Christian explained that King was part of something bigger than himself and his selfless display should encourage us to give back and volunteer.

“Volunteering can be looked at as a defining part of being American,” Christian said. “If you go back as far as the Minutemen at Lexington (Massachusetts) and look forward to our modern day all volunteer force, we depend on this basic connection between volunteerism and citizenship. The strength of our nation relies on its military, and the strength of the military relies on the skills and dedication of its members.”

“Volunteerism as a whole keeps our military families and communities stable,” he added, “by fostering a culture of community cohesion, increased self-reliance, and enhanced well-being of our military, government civilians, and their families and our Army absolutely relies on volunteers to contribute to the well-being of Soldiers, civilians, and Families.”

Christian concluded his speech by challenging people to find a way to give back

“In the spirit of Dr. Martin Luther King Jr.’s view of being part of something bigger than himself, look into how you can be a part of something bigger than yourself.”

“I encourage you all as Americans to volunteer and improve your communities in whatever way you choose.
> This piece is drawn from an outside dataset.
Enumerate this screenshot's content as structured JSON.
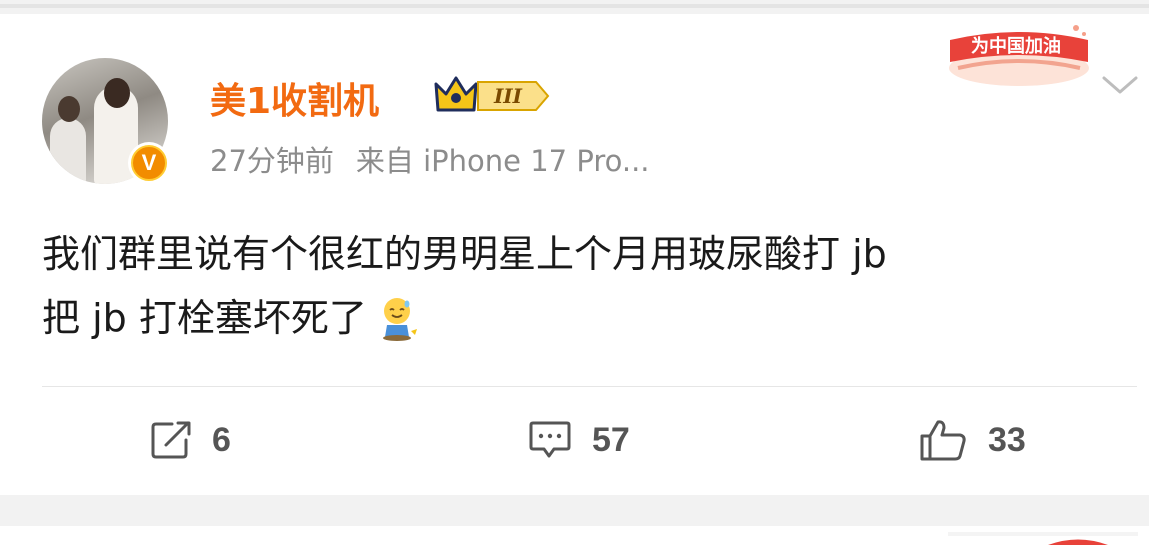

I for one will be leading an effort to pick up trash on the side of a road that leads into the neighborhood where I live.”

“So my question to you is: are you willing and able to volunteer and serve, to remember, celebrate and act.”

Another special virtual event to commemorate Martin Luther King Jr. Day was Fort Jackson commander Brig. Gen. Milford H. “Beags” Beagle Jr. addressing the Columbia Urban League where he spoke about progress.

Quoting King, Beagle said, “Human progress is neither automatic nor inevitable … Every step toward the goal of justice requires sacrifice, suffering, and struggle; the tireless exertions and passionate concern of dedicated individuals.”

He reminded listeners of the sacrifice and struggle that King experienced.

“Progress is a pursuit,” Beagle said. “It is a pursuit that we can never tire of, become frustrated with, or forget that we all have a role to play in pursuing progress,”

He said that like King we should focus on what is going to be.

“What will you do as a dedicated individual to move us to the next horizon …Will you be one of those passionate individuals in the pursuit of progress?” Beagle asked.

The full video can be seen on the Fort Jackson Commanding General Facebook page at https://www.facebook.com/FortJacksonCommandingGeneral.

Video of Christian and the DENTAC command team speaking was played on social media and MLK displays were held at the Exchange and in the entrance to Moncrief Army Health Clinic Jan. 19.